"Many of your practices are designed for a previous era," he warned. "Make staging an experience your foremost concern … and you'll sell more products."
At retail, he cited such examples as an Albany, N.Y., car dealer who designed its showroom to create the excitement of a car show every day. Another was New England's Jordan's Furniture, which created theme environments in its stores and populates them with animated characters.
To stage a compelling in-store experience, dealers must accomplish four goals, he said. First, customers must enjoy the experience. Then they must learn from the experience. Dealers should also have customers do something (by staging participatory events, for example) and dealers should create value in just being there (for example, by building a cappuccino bar where customers can hang out).
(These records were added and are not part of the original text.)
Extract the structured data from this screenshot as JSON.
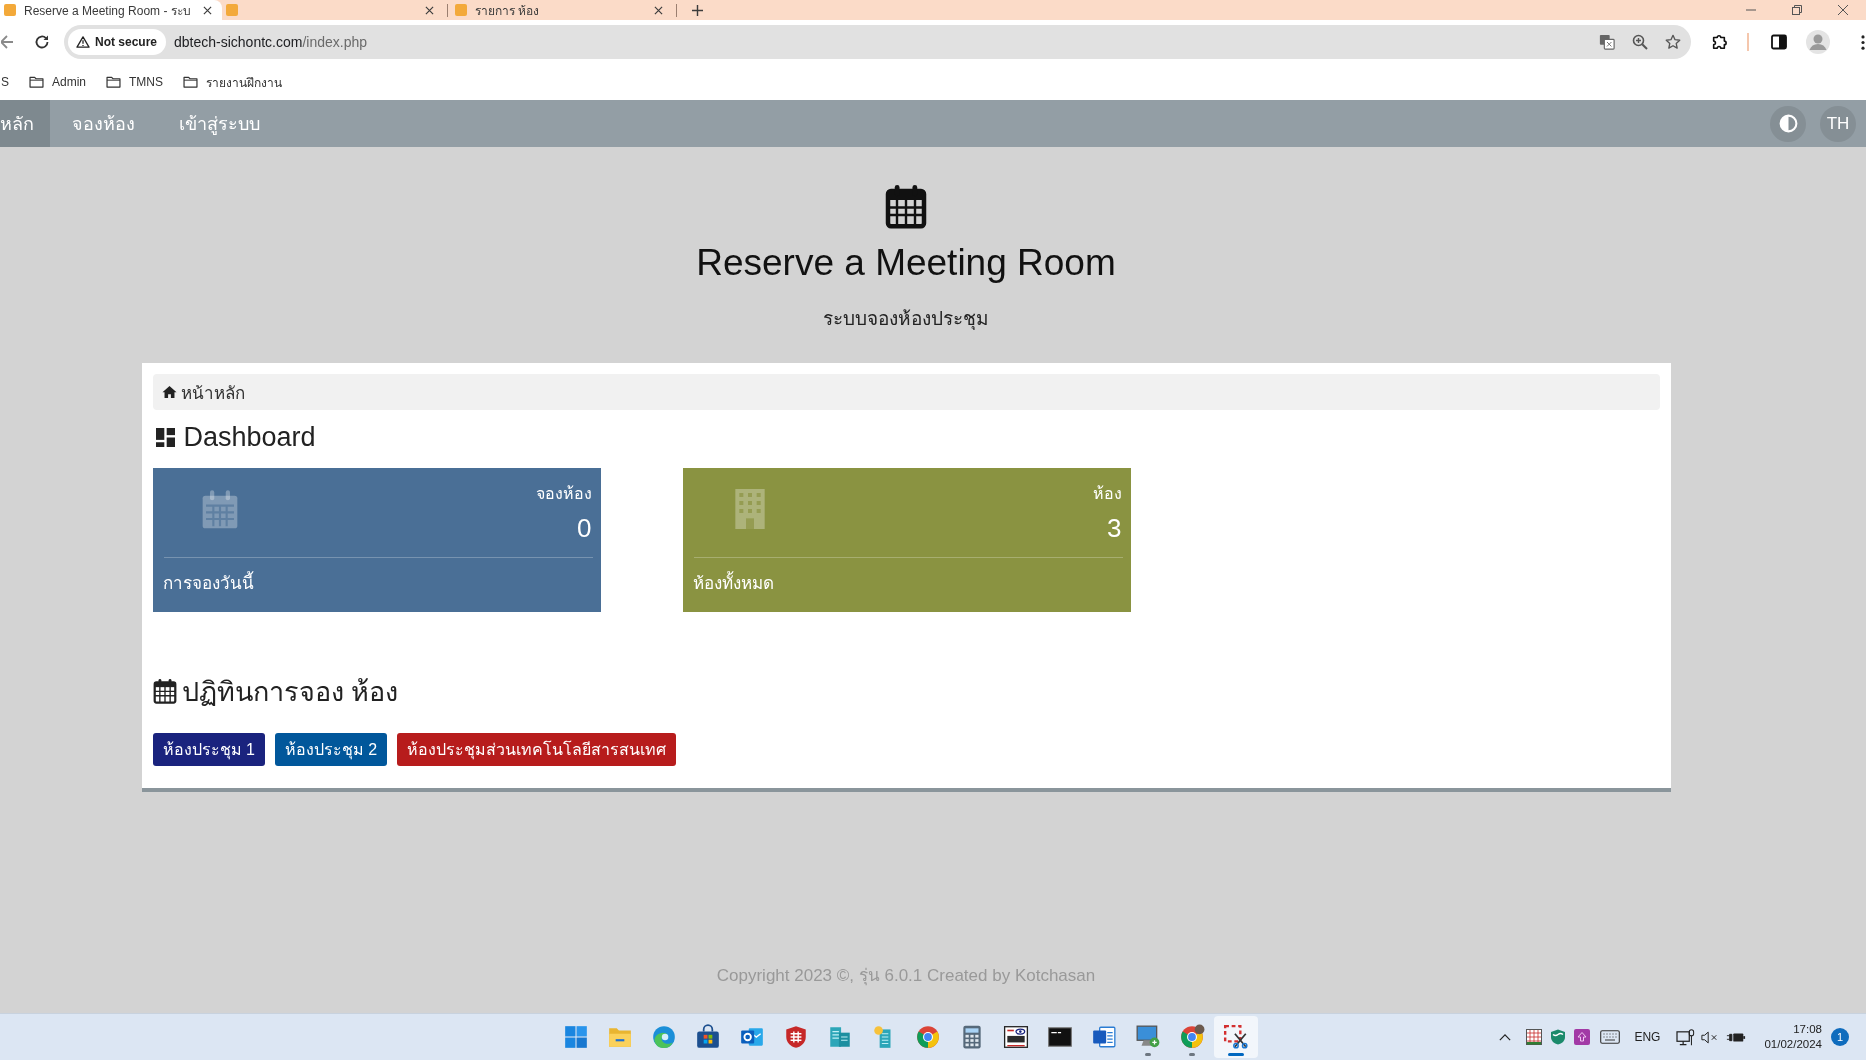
{
  "browser": {
    "tabs": [
      {
        "title": "Reserve a Meeting Room - ระบ",
        "selected": true
      },
      {
        "selected": false
      },
      {
        "title": "รายการ ห้อง",
        "selected": false
      }
    ],
    "address_bar": {
      "security_label": "Not secure",
      "host": "dbtech-sichontc.com",
      "path": "/index.php"
    },
    "bookmarks": [
      {
        "label": "S",
        "kind": "partial"
      },
      {
        "label": "Admin",
        "kind": "folder"
      },
      {
        "label": "TMNS",
        "kind": "folder"
      },
      {
        "label": "รายงานฝึกงาน",
        "kind": "folder"
      }
    ]
  },
  "navbar": {
    "items": [
      {
        "label": "หลัก",
        "selected": true
      },
      {
        "label": "จองห้อง",
        "selected": false
      },
      {
        "label": "เข้าสู่ระบบ",
        "selected": false
      }
    ],
    "language": "TH"
  },
  "header": {
    "title": "Reserve a Meeting Room",
    "subtitle": "ระบบจองห้องประชุม"
  },
  "breadcrumb": "หน้าหลัก",
  "dashboard": {
    "title": "Dashboard",
    "cards": [
      {
        "kind": "calendar",
        "label": "จองห้อง",
        "value": "0",
        "caption": "การจองวันนี้",
        "color": "#4a6f96"
      },
      {
        "kind": "building",
        "label": "ห้อง",
        "value": "3",
        "caption": "ห้องทั้งหมด",
        "color": "#8a9341"
      }
    ]
  },
  "calendar": {
    "title": "ปฏิทินการจอง ห้อง",
    "rooms": [
      {
        "name": "ห้องประชุม 1",
        "color": "#1a237e"
      },
      {
        "name": "ห้องประชุม 2",
        "color": "#01579b"
      },
      {
        "name": "ห้องประชุมส่วนเทคโนโลยีสารสนเทศ",
        "color": "#b71c1c"
      }
    ]
  },
  "footer": "Copyright 2023 ©, รุ่น 6.0.1 Created by Kotchasan",
  "taskbar": {
    "apps": [
      {
        "kind": "start",
        "running": false,
        "selected": false
      },
      {
        "kind": "explorer",
        "running": false,
        "selected": false
      },
      {
        "kind": "edge",
        "running": false,
        "selected": false
      },
      {
        "kind": "store",
        "running": false,
        "selected": false
      },
      {
        "kind": "mail",
        "running": false,
        "selected": false
      },
      {
        "kind": "shield",
        "running": false,
        "selected": false
      },
      {
        "kind": "servers",
        "running": false,
        "selected": false
      },
      {
        "kind": "server-sun",
        "running": false,
        "selected": false
      },
      {
        "kind": "chrome",
        "running": false,
        "selected": false
      },
      {
        "kind": "calculator",
        "running": false,
        "selected": false
      },
      {
        "kind": "vnc",
        "running": false,
        "selected": false
      },
      {
        "kind": "terminal",
        "running": false,
        "selected": false
      },
      {
        "kind": "word",
        "running": false,
        "selected": false
      },
      {
        "kind": "remote",
        "running": true,
        "selected": false
      },
      {
        "kind": "chrome-profile",
        "running": true,
        "selected": false
      },
      {
        "kind": "snip",
        "running": true,
        "selected": true
      }
    ],
    "language": "ENG",
    "time": "17:08",
    "date": "01/02/2024",
    "notifications": "1"
  }
}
To reinforce a luxury position, dealers must design a store that is impeccably clean, is as quiet as a Lexus, has an invitingly crisp smell, inspires with sophisticated taste, and creates an inconspicuously plush look. It should also employ people who don't treat all customers alike.
Dealers don't have to create a luxury experience only in their showrooms, however. Dealers could emulate Steinway, which stages piano concerts in the homes of consumers who buy an $85,000 Steinway. Steinway sends out invitations and caters the event, and many guests buy $85,000 Steinways, he said.
To connect with high-end female customers, Gilmore warned, "Don't address gender [when selling customers]. It runs the risk of stereotyping."
Treat all customers as individuals, he said, "and gender will take care of itself."
Nonetheless, dealers can make conscious efforts to appeal to women without putting off males, he said. For example, dealers should replace leather furniture with upholstered furniture to eliminate the "bachelor-pad" look. "You won't lose anything on the guy side," he said.
Because men like to show off their gear and women prefer to hide it, dealers should design showrooms that both hide and show off equipment. Dealers, for example, could display closed A/V armoires, "then open the armoire for drama" to demonstrate that a home theater room can be used for other purposes.
Think about occasions, not just individual rooms. "Hide" gear by decorating showroom displays with birthday or Halloween party accessories.
Gear efforts to a woman's schedule. "They do more laundry, cooking and shuttling of kids," he said. In-store kitchens are a "great idea," he said. The next step is to build the "laundry room of the future."